News: Novel coronavirus forum offers topical education for learners

Novel coronavirus panellists

As the 2019 novel coronavirus (2019-nCoV) epidemic continues to unfold, it provides a topical and timely learning opportunity for students at Schulich Medicine & Dentistry.

Learners from the School heard from an expert panel of faculty members about the novel coronavirus at a forum discussion this week. The outbreak was explored in the context of virology, infectious disease medicine and past epidemics.

The forum featured a panel of researchers and clinicians, consisting of Dr. Michael Silverman; Dr. Megan Devlin; Francisco Olea-Popelka, PhD; Eric Arts, PhD; Ryan Troyer, PhD and Art Poon, PhD. It was moderated by Microbiology & Immunology Acting Chair Gregory Dekaban, PhD.

The panellists brought their diverse backgrounds to the discussion, examining the complex coronavirus epidemic from a multitude of angles, from genomic sequencing of the virus to treatment protocols to psychosocial impacts.

Students also participated in an engaging question and answer period, which offered clarification about isolation versus quarantine as prevention methods and insight into animal-to-human viral transmission.

“I think it’s a very topical issue going on right now and its important for us as medical students and future physicians to be informed and to gain knowledge from this epidemic,” said Chris Zhang, Medicine Class of 2022. “I really appreciated the broad perspectives the panellists had – clinical, scientific, social-scientific and even veterinary. It gave me a very nice overview of the coronavirus situation as it is today.”

As of February 10, there were 40,645 confirmed cases, 910 deaths and 3,578 recovered. Canada has seen seven cases of the novel coronavirus.

At this time, the Public Health Agency of Canada has assessed the public health risk associated with 2019-nCoV in Wuhan, China as low for Canada.

During the presentations, Dr. Silverman offered insight to students from his time working in Toronto during the 2002-2004 SARS outbreak. He noted how prevention practices have since changed as clinicians and researchers learned from that epidemic.

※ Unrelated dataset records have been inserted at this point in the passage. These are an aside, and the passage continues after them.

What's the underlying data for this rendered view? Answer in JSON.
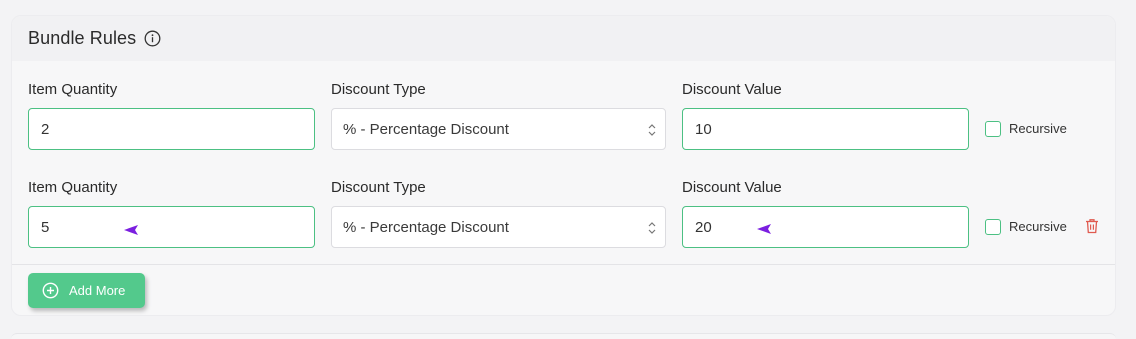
{
  "card": {
    "title": "Bundle Rules",
    "info_icon": "info-circle-icon"
  },
  "rules": [
    {
      "quantity_label": "Item Quantity",
      "quantity_value": "2",
      "type_label": "Discount Type",
      "type_value": "% - Percentage Discount",
      "value_label": "Discount Value",
      "value_value": "10",
      "recursive_label": "Recursive",
      "recursive_checked": false
    },
    {
      "quantity_label": "Item Quantity",
      "quantity_value": "5",
      "type_label": "Discount Type",
      "type_value": "% - Percentage Discount",
      "value_label": "Discount Value",
      "value_value": "20",
      "recursive_label": "Recursive",
      "recursive_checked": false,
      "delete_icon": "trash-icon"
    }
  ],
  "add_more": {
    "label": "Add More",
    "icon": "plus-circle-icon"
  },
  "colors": {
    "accent": "#4cc083",
    "button": "#53c98c",
    "cursor_marker": "#7b1fe0",
    "delete": "#e05a4f"
  }
}
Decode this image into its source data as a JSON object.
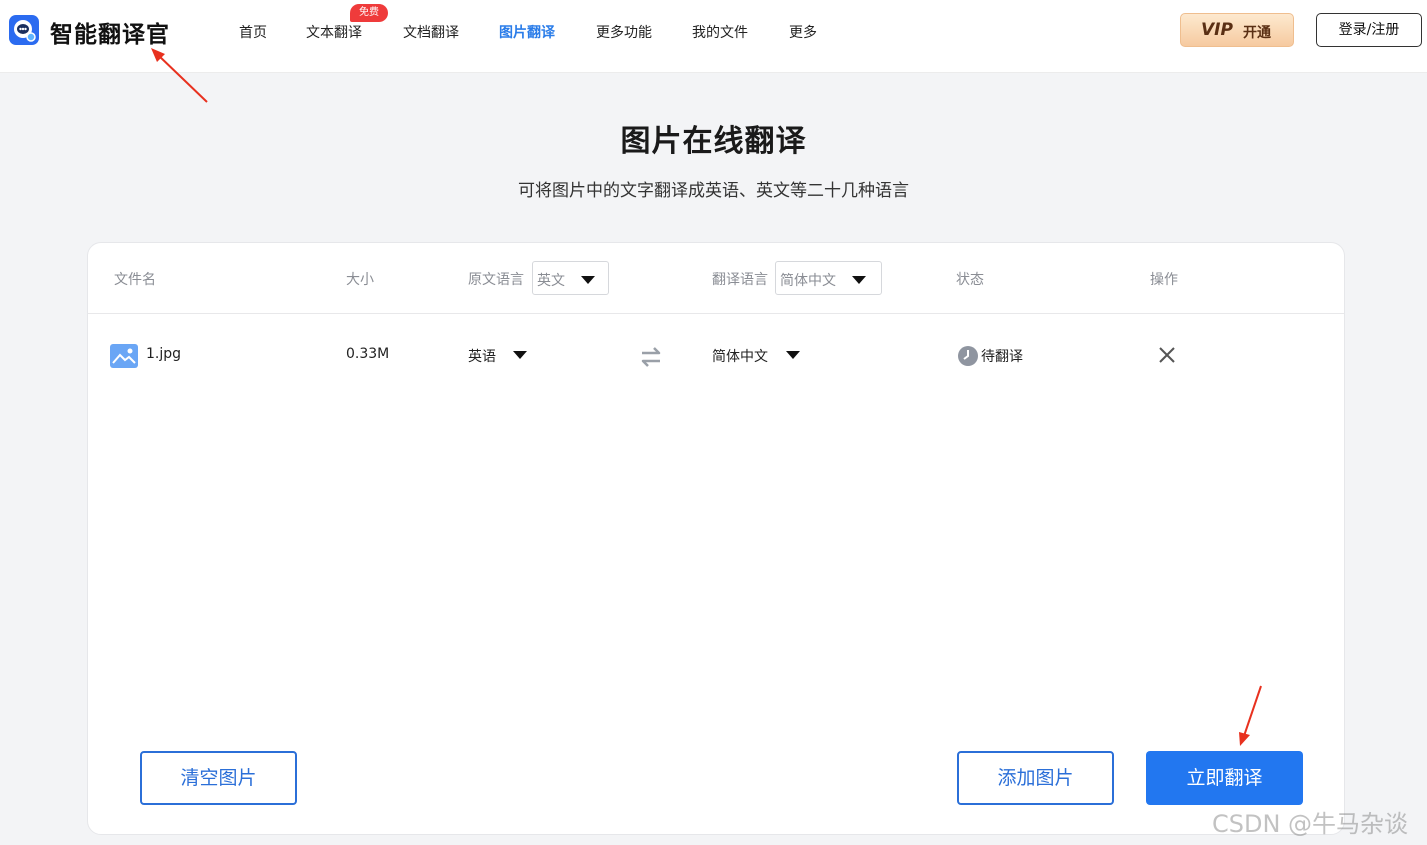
{
  "header": {
    "app_name": "智能翻译官",
    "nav": [
      {
        "label": "首页"
      },
      {
        "label": "文本翻译",
        "badge": "免费"
      },
      {
        "label": "文档翻译"
      },
      {
        "label": "图片翻译",
        "active": true
      },
      {
        "label": "更多功能"
      },
      {
        "label": "我的文件"
      },
      {
        "label": "更多"
      }
    ],
    "vip_logo": "VIP",
    "vip_label": "开通",
    "login_label": "登录/注册"
  },
  "main": {
    "title": "图片在线翻译",
    "subtitle": "可将图片中的文字翻译成英语、英文等二十几种语言"
  },
  "table": {
    "headers": {
      "filename": "文件名",
      "size": "大小",
      "source_lang": "原文语言",
      "target_lang": "翻译语言",
      "status": "状态",
      "action": "操作"
    },
    "source_select": "英文",
    "target_select": "简体中文",
    "rows": [
      {
        "filename": "1.jpg",
        "size": "0.33M",
        "source_lang": "英语",
        "target_lang": "简体中文",
        "status": "待翻译"
      }
    ]
  },
  "buttons": {
    "clear": "清空图片",
    "add": "添加图片",
    "translate": "立即翻译"
  },
  "watermark": "CSDN @牛马杂谈",
  "colors": {
    "accent": "#2277f0",
    "active_nav": "#2b7de9",
    "badge": "#ef3b3b",
    "annotation_arrow": "#e8311f"
  }
}
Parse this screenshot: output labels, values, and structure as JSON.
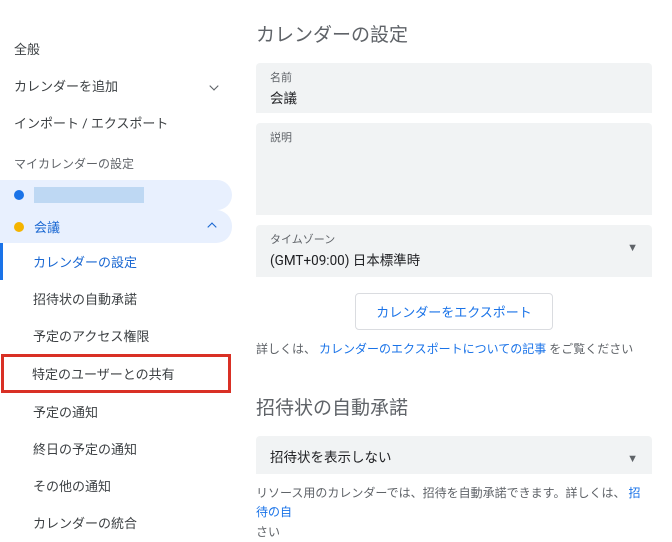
{
  "sidebar": {
    "general": "全般",
    "add_calendar": "カレンダーを追加",
    "import_export": "インポート / エクスポート",
    "my_cal_section": "マイカレンダーの設定",
    "meeting_label": "会議",
    "sub": {
      "settings": "カレンダーの設定",
      "auto_accept": "招待状の自動承諾",
      "access": "予定のアクセス権限",
      "share_users": "特定のユーザーとの共有",
      "event_notify": "予定の通知",
      "allday_notify": "終日の予定の通知",
      "other_notify": "その他の通知",
      "integration": "カレンダーの統合"
    }
  },
  "main": {
    "section_settings": "カレンダーの設定",
    "name_label": "名前",
    "name_value": "会議",
    "description_label": "説明",
    "timezone_label": "タイムゾーン",
    "timezone_value": "(GMT+09:00) 日本標準時",
    "export_btn": "カレンダーをエクスポート",
    "export_hint_pre": "詳しくは、",
    "export_hint_link": "カレンダーのエクスポートについての記事",
    "export_hint_post": "をご覧ください",
    "section_autoaccept": "招待状の自動承諾",
    "autoaccept_value": "招待状を表示しない",
    "autoaccept_hint_pre": "リソース用のカレンダーでは、招待を自動承諾できます。詳しくは、",
    "autoaccept_hint_link": "招待の自",
    "autoaccept_hint_post": "さい"
  }
}
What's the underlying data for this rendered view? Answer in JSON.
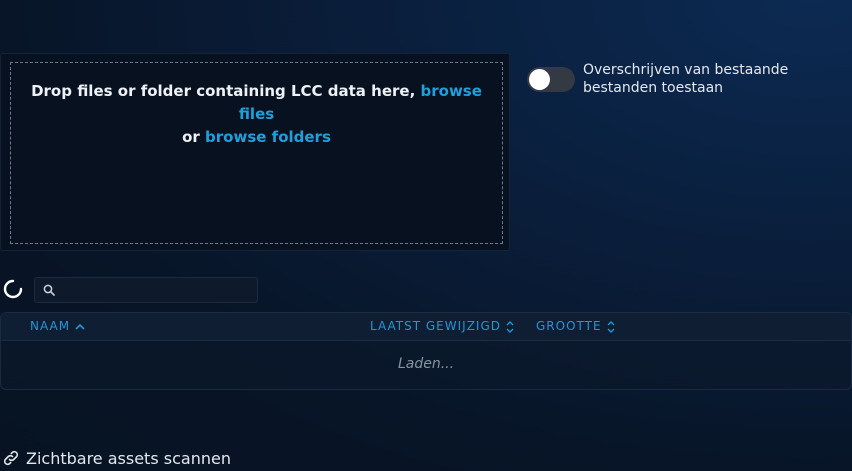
{
  "dropzone": {
    "text_before": "Drop files or folder containing LCC data here,",
    "browse_files": "browse files",
    "or_text": "or",
    "browse_folders": "browse folders"
  },
  "overwrite_toggle": {
    "label": "Overschrijven van bestaande bestanden toestaan",
    "checked": false
  },
  "search": {
    "placeholder": "",
    "value": ""
  },
  "table": {
    "columns": [
      {
        "label": "NAAM",
        "sort": "ascending"
      },
      {
        "label": "LAATST GEWIJZIGD",
        "sort": "unsorted"
      },
      {
        "label": "GROOTTE",
        "sort": "unsorted"
      }
    ],
    "status": "Laden..."
  },
  "footer": {
    "scan_label": "Zichtbare assets scannen"
  },
  "colors": {
    "accent": "#1fa0dc",
    "background": "#081528"
  },
  "icons": [
    "refresh-icon",
    "search-icon",
    "sort-asc-icon",
    "sort-icon",
    "link-icon"
  ]
}
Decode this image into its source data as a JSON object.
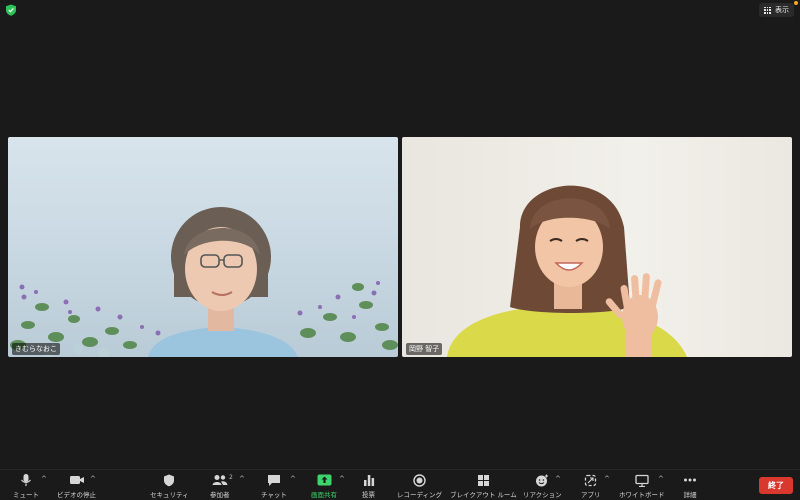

“It was really very unpleasant,” he said. “It still is very difficult to think about it. It was primarily a hospital epidemic and health care workers were dying; it was awful.”

Dr. Devlin outlined symptoms and treatment protocols to the learners in the room and highlighted the importance of avoiding misinformation in the media and fact-checking scientific reports that are rapidly published due to the immediacy of the epidemic. She also emphasized that influenza still remains a much greater risk to the general population.

Olea-Popelka discussed the science behind zoonotic diseases and the importance of a multifaceted approach to treatment and prevention. It’s an approach to research and patient care that was reflected by the interdisciplinarity of the panellist.

“These events are not random; these are the result of an interaction between different animal species, humans and the environment,” explained the Beryl Ivey Chair in One Health during his presentation. “Social and cultural factors play a significant role in why these diseases occur, and if we forget that, we will fall short on how to treat, prevent and cure these outbreaks.”

Western continues to monitor the ongoing situation with novel coronavirus and takes its direction and shares information from federal, provincial and local health authorities.

For more information, visit